    since we really do not know that much about this virus yet either in humans or how it functions in its bat host. It is my understanding is that it does not have much of an effect on the bats due to how their immune systems functions. Could it be that this virus has the tendency to mutate to a form that does not harm the host very much?
    also just what does this “its entire evolutionary potential.” mean? since all life has evolved from “lesser” previous forms into all other forms both more complicated and less complicated and shows no sign of stopping example this very virus.

  16. raven says

    …also just what does this “its entire evolutionary potential.” mean? since all life has evolved from “lesser” previous forms into all other forms both more complicated and less complicated and shows no sign of stopping example this very virus.

    Good question.
    Who knows?

    There is such a thing as stabilizing selection.
    When an organism is well adapted to its ecological niche, there isn’t much pressure to change much.

    Stabilizing selection is a type of natural selection in which the population mean stabilizes on a particular non-extreme trait value. This is thought to be the most common mechanism of action for natural selection because most traits do not appear to change drastically over time. Wikipedia

    At some point, SARS-Cov-2 may enter the period of neutral drift. Some biologists think most lineages spend a lot of time in this phase.
    The usual picture is a cloud of genomes sitting on an adaptive peak on the fitness landscape. It can be a long way to the next fitness peak and not easy to get there.

    Some of the pathogens that infect humans, plants, and animals haven’t changed all that much that we know about.
    TB, malaria, Diptheria, Rabies, RSV, Hepatitis A, B, C etc.. all seem about the same as long as we’ve known them.
    Others such as wheat and corn pathogens seem to change all the time to evade our breeding of resistance and use of fungicides.

  17. brightmoon says

    Saw the title and the first thing that pops into my head is “ Good Morning,Heartache” sung by IIRC Diana Ross

  18. davidc1 says

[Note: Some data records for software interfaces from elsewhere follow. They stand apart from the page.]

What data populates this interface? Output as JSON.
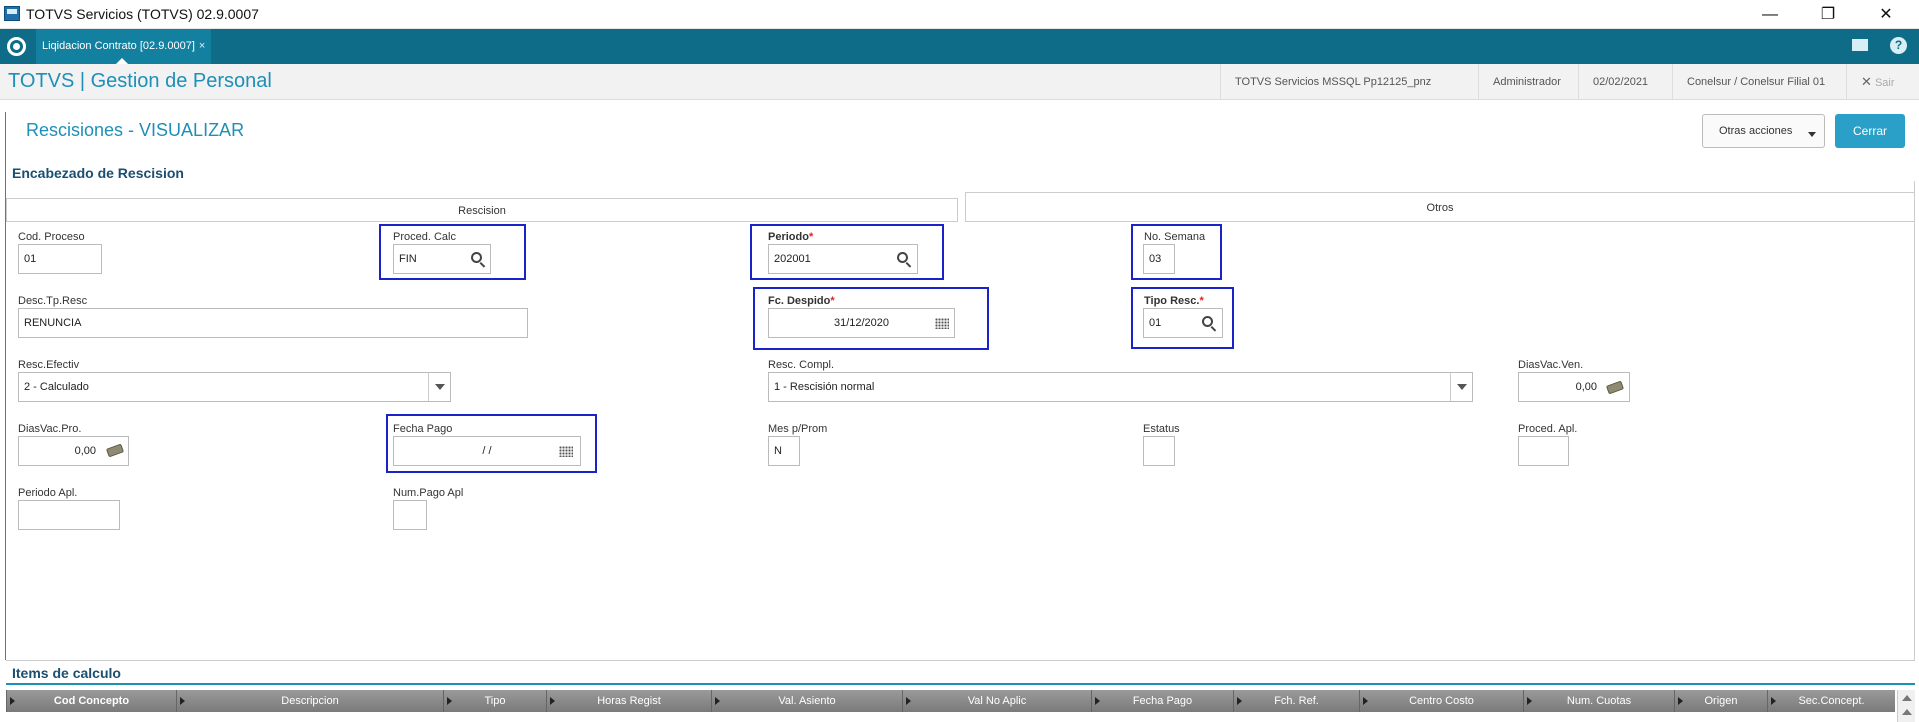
{
  "window": {
    "title": "TOTVS Servicios (TOTVS) 02.9.0007",
    "minimize": "—",
    "restore": "❐",
    "close": "✕"
  },
  "tabbar": {
    "tab_label": "Liqidacion Contrato [02.9.0007]",
    "tab_close": "×",
    "help": "?"
  },
  "header": {
    "brand": "TOTVS | Gestion de Personal",
    "environment": "TOTVS Servicios MSSQL Pp12125_pnz",
    "user": "Administrador",
    "date": "02/02/2021",
    "company": "Conelsur / Conelsur Filial 01",
    "logout_icon": "✕",
    "logout": "Sair"
  },
  "page": {
    "title": "Rescisiones - VISUALIZAR",
    "other_actions": "Otras acciones",
    "close": "Cerrar"
  },
  "section_header": {
    "title": "Encabezado de Rescision",
    "tabs": [
      {
        "label": "Rescision"
      },
      {
        "label": "Otros"
      }
    ]
  },
  "fields": {
    "cod_proceso": {
      "label": "Cod. Proceso",
      "value": "01"
    },
    "proced_calc": {
      "label": "Proced. Calc",
      "value": "FIN"
    },
    "periodo": {
      "label": "Periodo",
      "required": "*",
      "value": "202001"
    },
    "no_semana": {
      "label": "No. Semana",
      "value": "03"
    },
    "desc_tp_resc": {
      "label": "Desc.Tp.Resc",
      "value": "RENUNCIA"
    },
    "fc_despido": {
      "label": "Fc. Despido",
      "required": "*",
      "value": "31/12/2020"
    },
    "tipo_resc": {
      "label": "Tipo Resc.",
      "required": "*",
      "value": "01"
    },
    "resc_efectiv": {
      "label": "Resc.Efectiv",
      "value": "2 - Calculado"
    },
    "resc_compl": {
      "label": "Resc. Compl.",
      "value": "1 - Rescisión normal"
    },
    "dias_vac_ven": {
      "label": "DiasVac.Ven.",
      "value": "0,00"
    },
    "dias_vac_pro": {
      "label": "DiasVac.Pro.",
      "value": "0,00"
    },
    "fecha_pago": {
      "label": "Fecha Pago",
      "value": "/  /"
    },
    "mes_p_prom": {
      "label": "Mes p/Prom",
      "value": "N"
    },
    "estatus": {
      "label": "Estatus",
      "value": ""
    },
    "proced_apl": {
      "label": "Proced. Apl.",
      "value": ""
    },
    "periodo_apl": {
      "label": "Periodo Apl.",
      "value": ""
    },
    "num_pago_apl": {
      "label": "Num.Pago Apl",
      "value": ""
    }
  },
  "items": {
    "title": "Items de calculo",
    "columns": [
      "Cod Concepto",
      "Descripcion",
      "Tipo",
      "Horas Regist",
      "Val. Asiento",
      "Val No Aplic",
      "Fecha Pago",
      "Fch. Ref.",
      "Centro Costo",
      "Num. Cuotas",
      "Origen",
      "Sec.Concept."
    ]
  },
  "colors": {
    "accent": "#1e8fb8",
    "tabbar": "#0f6c88",
    "highlight": "#1a23c8",
    "primary_button": "#2a9fc7"
  }
}
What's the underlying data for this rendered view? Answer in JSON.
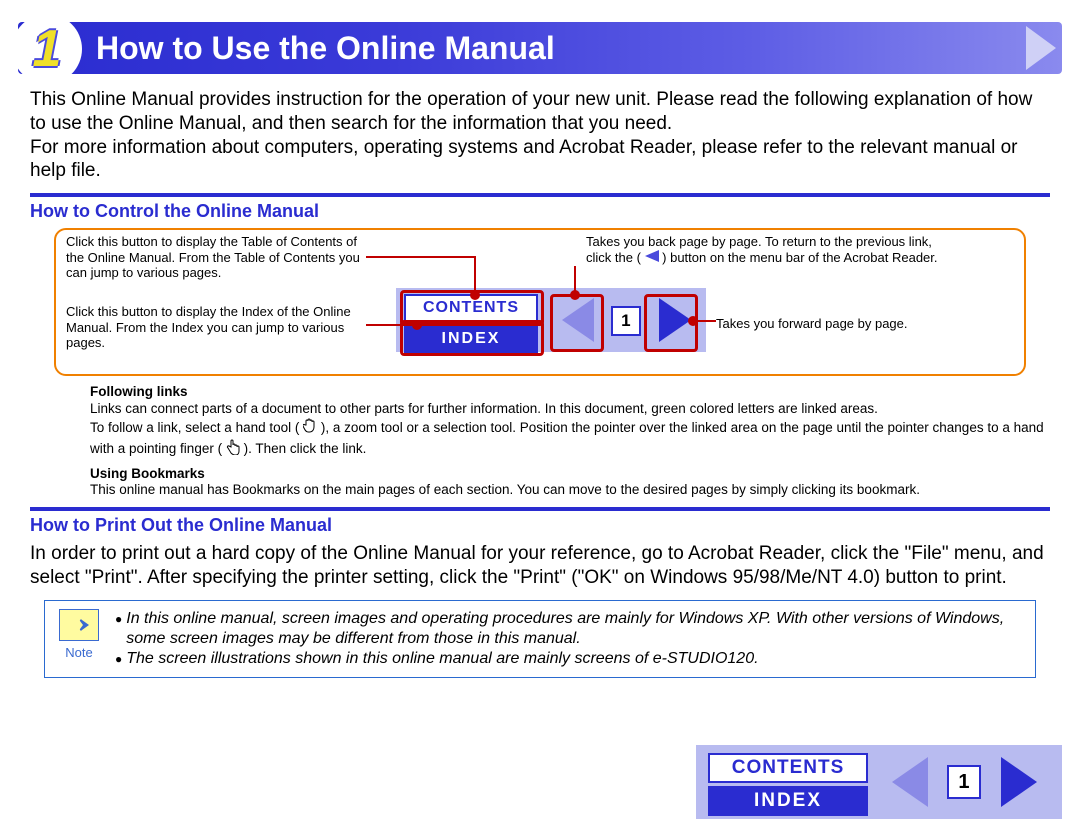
{
  "header": {
    "chapter_number": "1",
    "title": "How to Use the Online Manual"
  },
  "intro": {
    "para": "This Online Manual provides instruction for the operation of your new unit. Please read the following explanation of how to use the Online Manual, and then search for the information that you need.\nFor more information about computers, operating systems and Acrobat Reader, please refer to the relevant manual or help file."
  },
  "section1": {
    "heading": "How to Control the Online Manual",
    "callouts": {
      "contents": "Click this button to display the Table of Contents of the Online Manual. From the Table of Contents you can jump to various pages.",
      "index": "Click this button to display the Index of the Online Manual. From the Index you can jump to various pages.",
      "back_line1": "Takes you back page by page. To return to the previous link,",
      "back_line2a": "click the (",
      "back_line2b": ") button on the menu bar of the Acrobat Reader.",
      "forward": "Takes you forward page by page."
    },
    "nav": {
      "contents_label": "CONTENTS",
      "index_label": "INDEX",
      "page": "1"
    },
    "following": {
      "links_heading": "Following links",
      "links_body_a": "Links can connect parts of a document to other parts for further information. In this document, green colored letters are linked areas.\nTo follow a link, select a hand tool (",
      "links_body_b": "), a zoom tool or a selection tool. Position the pointer over the linked area on the page until the pointer changes to a hand with a pointing finger (",
      "links_body_c": "). Then click the link.",
      "bookmarks_heading": "Using Bookmarks",
      "bookmarks_body": "This online manual has Bookmarks on the main pages of each section. You can move to the desired pages by simply clicking its bookmark."
    }
  },
  "section2": {
    "heading": "How to Print Out the Online Manual",
    "body": "In order to print out a hard copy of the Online Manual for your reference, go to Acrobat Reader, click the \"File\" menu, and select \"Print\". After specifying the printer setting, click the \"Print\" (\"OK\" on Windows 95/98/Me/NT 4.0) button to print."
  },
  "note": {
    "label": "Note",
    "bullet1": "In this online manual, screen images and operating procedures are mainly for Windows XP. With other versions of Windows, some screen images may be different from those in this manual.",
    "bullet2": "The screen illustrations shown in this online manual are mainly screens of e-STUDIO120."
  },
  "footer": {
    "contents_label": "CONTENTS",
    "index_label": "INDEX",
    "page": "1"
  }
}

    @16 I had forgotten about them .I saw a BBC programme years ago ,about scientists in Russia collecting samples of
    sewage to harvest them ,or something .

  19. brightmoon says

    Dealing with an antivaxxer neighbor now who I’ve been “screeching” at for the past year . Elderly with chronic health problems and she’s lucky that she’s mainly a housebound homebody. I’m dreading it if she gets Covid as I really like my neighbor. Oddly enough she hated tRump but she believes all the antivaxxer bs.

  20. chrislawson says

    The US is much more shortsighted than not caring what happens in Bulgaria. It doesn’t even care what happens inside its own borders if it’s the marginalised getting hit first. Case in point: one of the driving forces behind the spread of MDR-TB (multi-drug-resistant tuberculosis) and XDR-TB (extensively drug-resistant TB), now a major global health disaster, has been the US locking up undocumented immigrants in insanely crowded prisons with poor facilities and little access to healthcare. From there it spread to prison staff and non-immigrant prisoners who were eventually released once their sentences were complete, and to the immigrants who were eventually deemed legal, and to the immigrants who were deported but got back in later…and from there into the wider community. This has been documented and raised by public health specialists for more than a decade, but you know how much Americans like to listen to them when they could be whipping up a xenophobic frenzy instead.

  21. cvoinescu says

    Bulgaria and Romania, and to a lesser extent the other Eastern European countries, suffer from a surfeit of antivaxxers, not a lack of vaccine.

  22. epawtows says

    Re: #9: If anyone in government even remotely had the authority to round up unvaxxed people and put them in camps (which nobody does) it would make much, MUCH more sense to use a lesser version of that same authority to round them up and force-vaccinate them. Which is also something nobody has the authority to do.